▸ Prompt: Repeat each entry word for word. Leave any images out of the copy.

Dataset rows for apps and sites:
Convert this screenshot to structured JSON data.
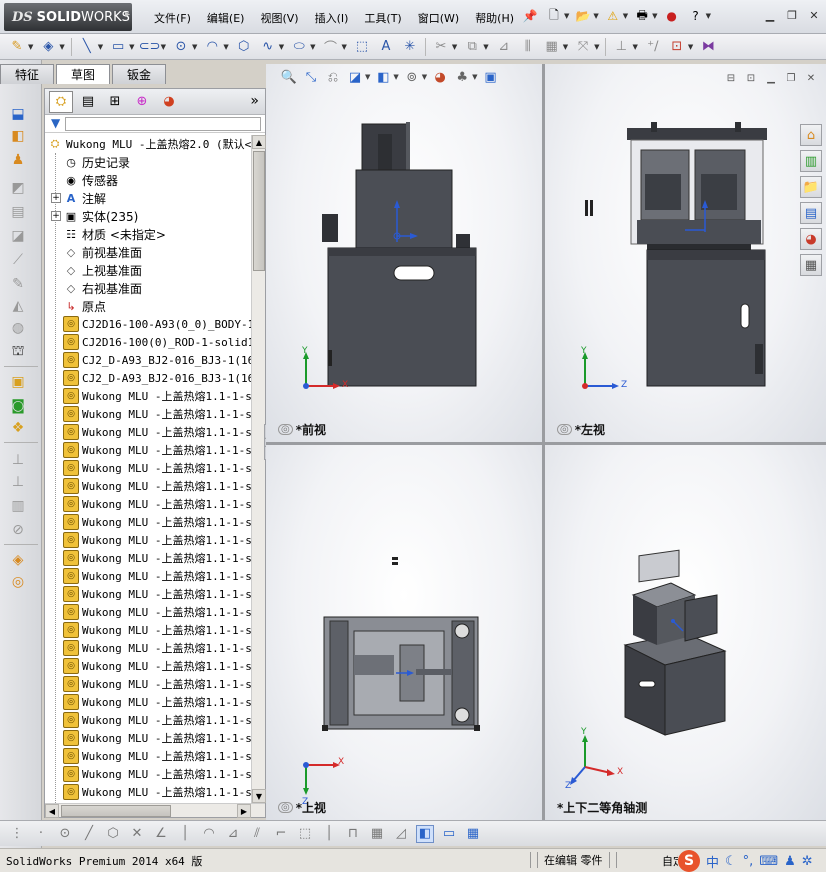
{
  "app": {
    "brand_ds": "DS",
    "brand_solid": "SOLID",
    "brand_works": "WORKS"
  },
  "menu": [
    "文件(F)",
    "编辑(E)",
    "视图(V)",
    "插入(I)",
    "工具(T)",
    "窗口(W)",
    "帮助(H)"
  ],
  "tabs": [
    {
      "label": "特征",
      "active": false
    },
    {
      "label": "草图",
      "active": true
    },
    {
      "label": "钣金",
      "active": false
    }
  ],
  "tree": {
    "root": "Wukong MLU -上盖热熔2.0  (默认<",
    "items": [
      {
        "label": "历史记录",
        "icon": "history-icon",
        "expandable": false
      },
      {
        "label": "传感器",
        "icon": "sensor-icon",
        "expandable": false
      },
      {
        "label": "注解",
        "icon": "annotation-icon",
        "expandable": true
      },
      {
        "label": "实体(235)",
        "icon": "solid-bodies-icon",
        "expandable": true
      },
      {
        "label": "材质 <未指定>",
        "icon": "material-icon",
        "expandable": false
      },
      {
        "label": "前视基准面",
        "icon": "plane-icon",
        "expandable": false
      },
      {
        "label": "上视基准面",
        "icon": "plane-icon",
        "expandable": false
      },
      {
        "label": "右视基准面",
        "icon": "plane-icon",
        "expandable": false
      },
      {
        "label": "原点",
        "icon": "origin-icon",
        "expandable": false
      },
      {
        "label": "CJ2D16-100-A93(0_0)_BODY-1-s",
        "icon": "part-icon",
        "expandable": false
      },
      {
        "label": "CJ2D16-100(0)_ROD-1-solid1",
        "icon": "part-icon",
        "expandable": false
      },
      {
        "label": "CJ2_D-A93_BJ2-016_BJ3-1(16_",
        "icon": "part-icon",
        "expandable": false
      },
      {
        "label": "CJ2_D-A93_BJ2-016_BJ3-1(16_",
        "icon": "part-icon",
        "expandable": false
      },
      {
        "label": "Wukong MLU -上盖热熔1.1-1-s",
        "icon": "part-icon",
        "expandable": false
      },
      {
        "label": "Wukong MLU -上盖热熔1.1-1-s",
        "icon": "part-icon",
        "expandable": false
      },
      {
        "label": "Wukong MLU -上盖热熔1.1-1-s",
        "icon": "part-icon",
        "expandable": false
      },
      {
        "label": "Wukong MLU -上盖热熔1.1-1-s",
        "icon": "part-icon",
        "expandable": false
      },
      {
        "label": "Wukong MLU -上盖热熔1.1-1-s",
        "icon": "part-icon",
        "expandable": false
      },
      {
        "label": "Wukong MLU -上盖热熔1.1-1-s",
        "icon": "part-icon",
        "expandable": false
      },
      {
        "label": "Wukong MLU -上盖热熔1.1-1-s",
        "icon": "part-icon",
        "expandable": false
      },
      {
        "label": "Wukong MLU -上盖热熔1.1-1-s",
        "icon": "part-icon",
        "expandable": false
      },
      {
        "label": "Wukong MLU -上盖热熔1.1-1-s",
        "icon": "part-icon",
        "expandable": false
      },
      {
        "label": "Wukong MLU -上盖热熔1.1-1-s",
        "icon": "part-icon",
        "expandable": false
      },
      {
        "label": "Wukong MLU -上盖热熔1.1-1-s",
        "icon": "part-icon",
        "expandable": false
      },
      {
        "label": "Wukong MLU -上盖热熔1.1-1-s",
        "icon": "part-icon",
        "expandable": false
      },
      {
        "label": "Wukong MLU -上盖热熔1.1-1-s",
        "icon": "part-icon",
        "expandable": false
      },
      {
        "label": "Wukong MLU -上盖热熔1.1-1-s",
        "icon": "part-icon",
        "expandable": false
      },
      {
        "label": "Wukong MLU -上盖热熔1.1-1-s",
        "icon": "part-icon",
        "expandable": false
      },
      {
        "label": "Wukong MLU -上盖热熔1.1-1-s",
        "icon": "part-icon",
        "expandable": false
      },
      {
        "label": "Wukong MLU -上盖热熔1.1-1-s",
        "icon": "part-icon",
        "expandable": false
      },
      {
        "label": "Wukong MLU -上盖热熔1.1-1-s",
        "icon": "part-icon",
        "expandable": false
      },
      {
        "label": "Wukong MLU -上盖热熔1.1-1-s",
        "icon": "part-icon",
        "expandable": false
      },
      {
        "label": "Wukong MLU -上盖热熔1.1-1-s",
        "icon": "part-icon",
        "expandable": false
      },
      {
        "label": "Wukong MLU -上盖热熔1.1-1-s",
        "icon": "part-icon",
        "expandable": false
      },
      {
        "label": "Wukong MLU -上盖热熔1.1-1-s",
        "icon": "part-icon",
        "expandable": false
      },
      {
        "label": "Wukong MLU -上盖热熔1.1-1-s",
        "icon": "part-icon",
        "expandable": false
      }
    ]
  },
  "viewports": {
    "front": "*前视",
    "left": "*左视",
    "top": "*上视",
    "iso": "*上下二等角轴测"
  },
  "axes": {
    "x": "X",
    "y": "Y",
    "z": "Z"
  },
  "status": {
    "product": "SolidWorks Premium 2014 x64 版",
    "editing": "在编辑 零件",
    "auto": "自定",
    "ime_mode": "中"
  },
  "colors": {
    "axis_x": "#d42a2a",
    "axis_y": "#1a9a2a",
    "axis_z": "#2a5ad4",
    "model_dark": "#3c3e44",
    "model_light": "#7a7d84"
  }
}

▸ Solution for this task:
Convert this screenshot to structured JSON data.
{
  "app": {
    "brand_ds": "DS",
    "brand_solid": "SOLID",
    "brand_works": "WORKS"
  },
  "menu": [
    "文件(F)",
    "编辑(E)",
    "视图(V)",
    "插入(I)",
    "工具(T)",
    "窗口(W)",
    "帮助(H)"
  ],
  "tabs": [
    {
      "label": "特征",
      "active": false
    },
    {
      "label": "草图",
      "active": true
    },
    {
      "label": "钣金",
      "active": false
    }
  ],
  "tree": {
    "root": "Wukong MLU -上盖热熔2.0  (默认<",
    "items": [
      {
        "label": "历史记录",
        "icon": "history-icon",
        "expandable": false
      },
      {
        "label": "传感器",
        "icon": "sensor-icon",
        "expandable": false
      },
      {
        "label": "注解",
        "icon": "annotation-icon",
        "expandable": true
      },
      {
        "label": "实体(235)",
        "icon": "solid-bodies-icon",
        "expandable": true
      },
      {
        "label": "材质 <未指定>",
        "icon": "material-icon",
        "expandable": false
      },
      {
        "label": "前视基准面",
        "icon": "plane-icon",
        "expandable": false
      },
      {
        "label": "上视基准面",
        "icon": "plane-icon",
        "expandable": false
      },
      {
        "label": "右视基准面",
        "icon": "plane-icon",
        "expandable": false
      },
      {
        "label": "原点",
        "icon": "origin-icon",
        "expandable": false
      },
      {
        "label": "CJ2D16-100-A93(0_0)_BODY-1-s",
        "icon": "part-icon",
        "expandable": false
      },
      {
        "label": "CJ2D16-100(0)_ROD-1-solid1",
        "icon": "part-icon",
        "expandable": false
      },
      {
        "label": "CJ2_D-A93_BJ2-016_BJ3-1(16_",
        "icon": "part-icon",
        "expandable": false
      },
      {
        "label": "CJ2_D-A93_BJ2-016_BJ3-1(16_",
        "icon": "part-icon",
        "expandable": false
      },
      {
        "label": "Wukong MLU -上盖热熔1.1-1-s",
        "icon": "part-icon",
        "expandable": false
      },
      {
        "label": "Wukong MLU -上盖热熔1.1-1-s",
        "icon": "part-icon",
        "expandable": false
      },
      {
        "label": "Wukong MLU -上盖热熔1.1-1-s",
        "icon": "part-icon",
        "expandable": false
      },
      {
        "label": "Wukong MLU -上盖热熔1.1-1-s",
        "icon": "part-icon",
        "expandable": false
      },
      {
        "label": "Wukong MLU -上盖热熔1.1-1-s",
        "icon": "part-icon",
        "expandable": false
      },
      {
        "label": "Wukong MLU -上盖热熔1.1-1-s",
        "icon": "part-icon",
        "expandable": false
      },
      {
        "label": "Wukong MLU -上盖热熔1.1-1-s",
        "icon": "part-icon",
        "expandable": false
      },
      {
        "label": "Wukong MLU -上盖热熔1.1-1-s",
        "icon": "part-icon",
        "expandable": false
      },
      {
        "label": "Wukong MLU -上盖热熔1.1-1-s",
        "icon": "part-icon",
        "expandable": false
      },
      {
        "label": "Wukong MLU -上盖热熔1.1-1-s",
        "icon": "part-icon",
        "expandable": false
      },
      {
        "label": "Wukong MLU -上盖热熔1.1-1-s",
        "icon": "part-icon",
        "expandable": false
      },
      {
        "label": "Wukong MLU -上盖热熔1.1-1-s",
        "icon": "part-icon",
        "expandable": false
      },
      {
        "label": "Wukong MLU -上盖热熔1.1-1-s",
        "icon": "part-icon",
        "expandable": false
      },
      {
        "label": "Wukong MLU -上盖热熔1.1-1-s",
        "icon": "part-icon",
        "expandable": false
      },
      {
        "label": "Wukong MLU -上盖热熔1.1-1-s",
        "icon": "part-icon",
        "expandable": false
      },
      {
        "label": "Wukong MLU -上盖热熔1.1-1-s",
        "icon": "part-icon",
        "expandable": false
      },
      {
        "label": "Wukong MLU -上盖热熔1.1-1-s",
        "icon": "part-icon",
        "expandable": false
      },
      {
        "label": "Wukong MLU -上盖热熔1.1-1-s",
        "icon": "part-icon",
        "expandable": false
      },
      {
        "label": "Wukong MLU -上盖热熔1.1-1-s",
        "icon": "part-icon",
        "expandable": false
      },
      {
        "label": "Wukong MLU -上盖热熔1.1-1-s",
        "icon": "part-icon",
        "expandable": false
      },
      {
        "label": "Wukong MLU -上盖热熔1.1-1-s",
        "icon": "part-icon",
        "expandable": false
      },
      {
        "label": "Wukong MLU -上盖热熔1.1-1-s",
        "icon": "part-icon",
        "expandable": false
      },
      {
        "label": "Wukong MLU -上盖热熔1.1-1-s",
        "icon": "part-icon",
        "expandable": false
      }
    ]
  },
  "viewports": {
    "front": "*前视",
    "left": "*左视",
    "top": "*上视",
    "iso": "*上下二等角轴测"
  },
  "axes": {
    "x": "X",
    "y": "Y",
    "z": "Z"
  },
  "status": {
    "product": "SolidWorks Premium 2014 x64 版",
    "editing": "在编辑 零件",
    "auto": "自定",
    "ime_mode": "中"
  },
  "colors": {
    "axis_x": "#d42a2a",
    "axis_y": "#1a9a2a",
    "axis_z": "#2a5ad4",
    "model_dark": "#3c3e44",
    "model_light": "#7a7d84"
  }
}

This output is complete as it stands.